What the task requires -> Below are records; copy every line in them that holds the word "waitTime".

====== Data provided ======

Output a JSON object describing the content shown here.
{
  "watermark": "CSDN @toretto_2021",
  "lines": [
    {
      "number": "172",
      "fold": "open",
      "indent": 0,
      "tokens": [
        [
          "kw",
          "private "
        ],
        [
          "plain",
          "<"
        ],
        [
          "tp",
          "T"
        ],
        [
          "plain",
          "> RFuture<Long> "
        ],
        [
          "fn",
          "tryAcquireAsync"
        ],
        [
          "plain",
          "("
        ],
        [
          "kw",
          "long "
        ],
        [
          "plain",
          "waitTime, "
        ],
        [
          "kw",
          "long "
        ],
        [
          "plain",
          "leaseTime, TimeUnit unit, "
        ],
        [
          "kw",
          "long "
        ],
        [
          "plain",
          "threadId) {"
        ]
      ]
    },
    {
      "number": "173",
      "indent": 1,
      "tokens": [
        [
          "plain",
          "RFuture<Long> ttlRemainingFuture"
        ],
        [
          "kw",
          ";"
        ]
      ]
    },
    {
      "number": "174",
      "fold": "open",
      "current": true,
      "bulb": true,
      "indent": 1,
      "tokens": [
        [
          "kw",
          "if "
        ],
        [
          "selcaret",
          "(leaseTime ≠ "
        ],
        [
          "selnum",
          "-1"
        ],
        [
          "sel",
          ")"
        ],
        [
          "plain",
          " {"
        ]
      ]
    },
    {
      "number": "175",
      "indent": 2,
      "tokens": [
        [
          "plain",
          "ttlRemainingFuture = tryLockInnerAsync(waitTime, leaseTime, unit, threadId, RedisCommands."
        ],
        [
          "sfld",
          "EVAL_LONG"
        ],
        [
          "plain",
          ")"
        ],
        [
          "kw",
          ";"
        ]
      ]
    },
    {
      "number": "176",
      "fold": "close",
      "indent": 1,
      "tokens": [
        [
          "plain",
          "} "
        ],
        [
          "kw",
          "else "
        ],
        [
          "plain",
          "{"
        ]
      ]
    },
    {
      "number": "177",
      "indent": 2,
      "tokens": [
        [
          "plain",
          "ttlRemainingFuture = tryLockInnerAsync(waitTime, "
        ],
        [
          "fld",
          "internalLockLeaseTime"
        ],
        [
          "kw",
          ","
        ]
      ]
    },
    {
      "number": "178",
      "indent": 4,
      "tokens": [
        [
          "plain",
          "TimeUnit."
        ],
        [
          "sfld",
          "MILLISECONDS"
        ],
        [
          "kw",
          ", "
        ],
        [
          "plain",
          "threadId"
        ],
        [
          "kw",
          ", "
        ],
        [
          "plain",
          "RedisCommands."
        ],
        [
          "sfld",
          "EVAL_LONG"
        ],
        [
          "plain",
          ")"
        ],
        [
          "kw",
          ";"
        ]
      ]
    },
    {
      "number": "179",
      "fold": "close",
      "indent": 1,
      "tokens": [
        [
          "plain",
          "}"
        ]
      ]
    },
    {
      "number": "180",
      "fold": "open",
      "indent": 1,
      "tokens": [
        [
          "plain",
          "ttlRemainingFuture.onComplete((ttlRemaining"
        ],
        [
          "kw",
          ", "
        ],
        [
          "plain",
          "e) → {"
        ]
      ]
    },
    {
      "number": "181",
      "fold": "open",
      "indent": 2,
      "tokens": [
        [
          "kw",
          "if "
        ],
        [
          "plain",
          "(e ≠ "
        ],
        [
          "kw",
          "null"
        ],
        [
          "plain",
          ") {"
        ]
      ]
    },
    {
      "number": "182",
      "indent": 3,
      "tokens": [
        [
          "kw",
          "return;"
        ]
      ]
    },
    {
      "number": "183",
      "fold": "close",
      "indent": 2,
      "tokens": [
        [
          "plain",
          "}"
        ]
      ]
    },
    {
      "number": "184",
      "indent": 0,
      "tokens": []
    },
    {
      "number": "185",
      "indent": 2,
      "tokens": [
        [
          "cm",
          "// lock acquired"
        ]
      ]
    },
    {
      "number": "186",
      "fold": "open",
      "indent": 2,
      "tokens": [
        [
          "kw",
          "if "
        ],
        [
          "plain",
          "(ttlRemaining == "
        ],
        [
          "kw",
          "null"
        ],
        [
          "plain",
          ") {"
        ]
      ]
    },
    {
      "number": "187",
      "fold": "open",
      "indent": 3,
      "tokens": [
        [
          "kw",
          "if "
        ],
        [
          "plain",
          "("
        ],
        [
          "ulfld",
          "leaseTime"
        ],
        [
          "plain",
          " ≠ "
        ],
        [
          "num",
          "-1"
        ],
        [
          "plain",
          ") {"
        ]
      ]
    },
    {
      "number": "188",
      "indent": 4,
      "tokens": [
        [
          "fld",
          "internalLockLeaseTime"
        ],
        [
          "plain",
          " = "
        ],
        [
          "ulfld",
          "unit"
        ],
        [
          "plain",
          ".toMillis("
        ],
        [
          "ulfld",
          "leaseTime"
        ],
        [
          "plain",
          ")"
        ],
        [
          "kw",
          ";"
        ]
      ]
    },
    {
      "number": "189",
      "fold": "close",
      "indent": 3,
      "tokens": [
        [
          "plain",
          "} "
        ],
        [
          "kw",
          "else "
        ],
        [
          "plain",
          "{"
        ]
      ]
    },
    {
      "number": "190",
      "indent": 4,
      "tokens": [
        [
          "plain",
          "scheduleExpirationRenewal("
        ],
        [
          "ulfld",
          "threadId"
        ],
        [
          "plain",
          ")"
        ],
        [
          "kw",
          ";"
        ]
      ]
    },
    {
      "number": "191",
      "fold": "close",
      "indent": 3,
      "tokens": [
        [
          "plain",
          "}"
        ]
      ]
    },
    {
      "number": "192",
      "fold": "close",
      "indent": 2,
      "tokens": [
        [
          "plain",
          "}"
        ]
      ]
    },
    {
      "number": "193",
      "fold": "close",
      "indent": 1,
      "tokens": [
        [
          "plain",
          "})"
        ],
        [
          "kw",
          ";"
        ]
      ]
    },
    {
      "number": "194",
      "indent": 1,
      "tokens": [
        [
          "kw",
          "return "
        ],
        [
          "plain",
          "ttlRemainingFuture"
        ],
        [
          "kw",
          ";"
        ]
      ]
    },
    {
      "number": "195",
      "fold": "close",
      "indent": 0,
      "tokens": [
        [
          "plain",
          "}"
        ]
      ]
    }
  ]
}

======

Exercise result ->
          "waitTime, "
          "ttlRemainingFuture = tryLockInnerAsync(waitTime, leaseTime, unit, threadId, RedisCommands."
          "ttlRemainingFuture = tryLockInnerAsync(waitTime, "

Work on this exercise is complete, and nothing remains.